Enough minerals, high-quality protein, and fiber for gut health are the three cornerstones of optimal health, and pulses provide all three in plenty. "Protein insufficiency is a major issue in our country, particularly among women. Trying to incorporate extra lentils and besan (made from chana dal) into one's diet – two of the best sources of protein – will help with this.

They also include a lot of fiber, which fills us up, keeps our gut happy, and improves heart health by lowering cholesterol levels. Lentils provide a moderate, consistent source of glucose due to their balance of complex carbs and protein. They also include a variety of cancer-fighting plant compounds, like isoflavones and phytosterols, which have been linked to a lower risk of cancer. They also help the body repair damaged cells and hence prevent aging since they are high in B vitamin folate.
Pulse that has been cooked (boiled) comprises 9% protein, 70% water, 20% carbs, 8% fiber, and 1% fat. It also contains a high concentration of B vitamins, folate (45 percent DV), and manganese (25 percent DV), as well as moderate levels of thiamine (11 percent DV) and many dietary minerals, such as iron (19 percent DV) and phosphorus (18 percent DV).

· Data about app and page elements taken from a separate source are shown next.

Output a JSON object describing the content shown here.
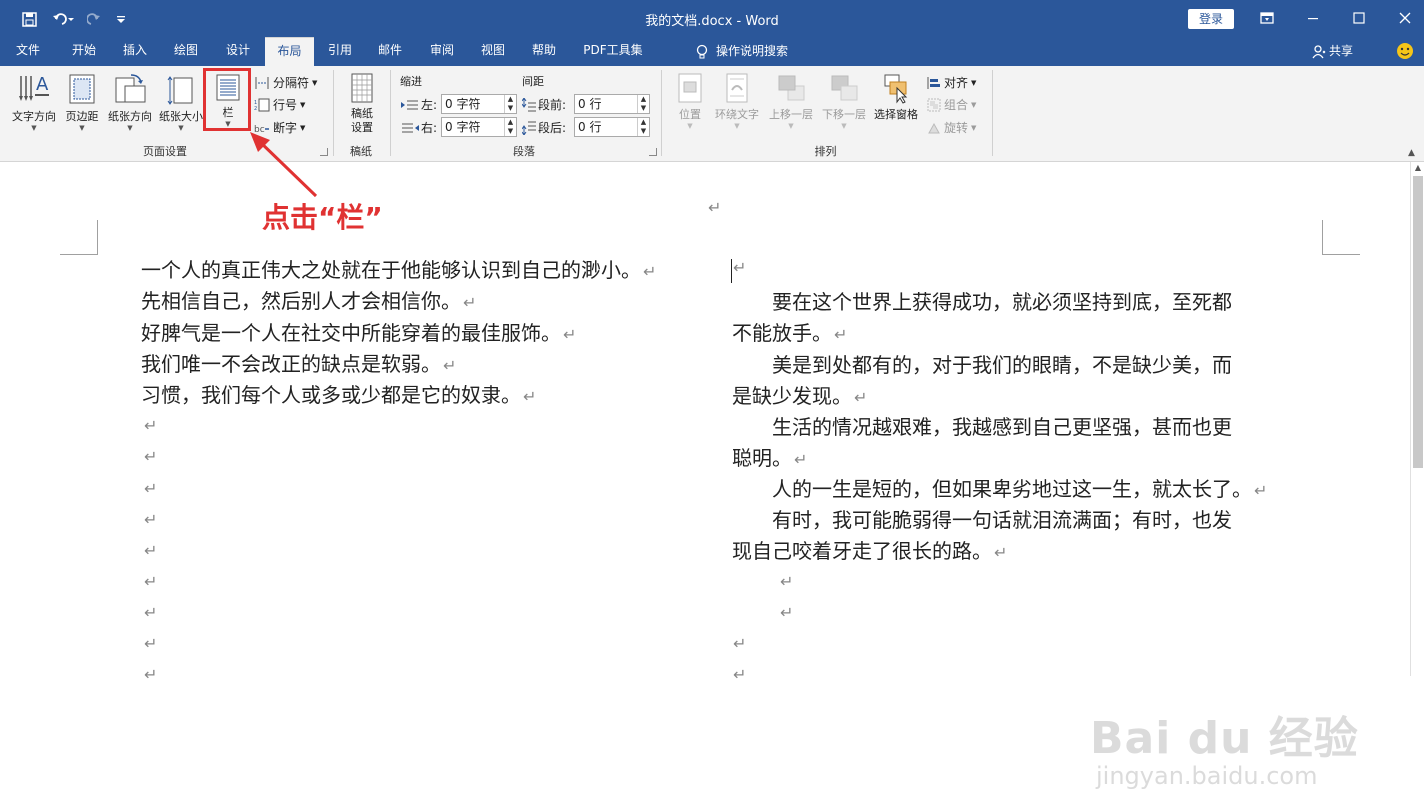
{
  "app": {
    "title": "我的文档.docx - Word",
    "login": "登录",
    "share": "共享",
    "tell_me": "操作说明搜索"
  },
  "tabs": [
    "文件",
    "开始",
    "插入",
    "绘图",
    "设计",
    "布局",
    "引用",
    "邮件",
    "审阅",
    "视图",
    "帮助",
    "PDF工具集"
  ],
  "active_tab": "布局",
  "ribbon": {
    "page_setup": {
      "label": "页面设置",
      "text_direction": "文字方向",
      "margins": "页边距",
      "orientation": "纸张方向",
      "size": "纸张大小",
      "columns": "栏",
      "breaks": "分隔符",
      "line_numbers": "行号",
      "hyphenation": "断字"
    },
    "manuscript": {
      "label": "稿纸",
      "setup_line1": "稿纸",
      "setup_line2": "设置"
    },
    "paragraph": {
      "label": "段落",
      "indent": "缩进",
      "spacing": "间距",
      "left_label": "左:",
      "right_label": "右:",
      "left_value": "0 字符",
      "right_value": "0 字符",
      "before_label": "段前:",
      "after_label": "段后:",
      "before_value": "0 行",
      "after_value": "0 行"
    },
    "arrange": {
      "label": "排列",
      "position": "位置",
      "wrap_text": "环绕文字",
      "bring_forward": "上移一层",
      "send_backward": "下移一层",
      "selection_pane": "选择窗格",
      "align": "对齐",
      "group": "组合",
      "rotate": "旋转"
    }
  },
  "annotation": "点击“栏”",
  "document": {
    "left_column": [
      "一个人的真正伟大之处就在于他能够认识到自己的渺小。",
      "先相信自己，然后别人才会相信你。",
      "好脾气是一个人在社交中所能穿着的最佳服饰。",
      "我们唯一不会改正的缺点是软弱。",
      "习惯，我们每个人或多或少都是它的奴隶。"
    ],
    "right_column": [
      "　　要在这个世界上获得成功，就必须坚持到底，至死都",
      "不能放手。",
      "　　美是到处都有的，对于我们的眼睛，不是缺少美，而",
      "是缺少发现。",
      "　　生活的情况越艰难，我越感到自己更坚强，甚而也更",
      "聪明。",
      "　　人的一生是短的，但如果卑劣地过这一生，就太长了。",
      "　　有时，我可能脆弱得一句话就泪流满面；有时，也发",
      "现自己咬着牙走了很长的路。"
    ],
    "paragraph_mark": "↵"
  },
  "watermark": {
    "logo": "Bai du 经验",
    "url": "jingyan.baidu.com"
  },
  "colors": {
    "title_bar": "#2b579a",
    "annotation": "#e03232",
    "ribbon": "#f3f3f3"
  }
}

Dal is typically served with rice or flatbreads like rotis or chapatis. In Nepali, Bengali, and Marathi, the latter combination is known as dal bhaat. Furthermore, certain forms of dal are fried and salted and eaten as a dry snack, and a variety of savory snacks are prepared by frying a paste made from soaked and ground dals in various combinations, to which other ingredients like as spices and nuts (most commonly cashews) are added.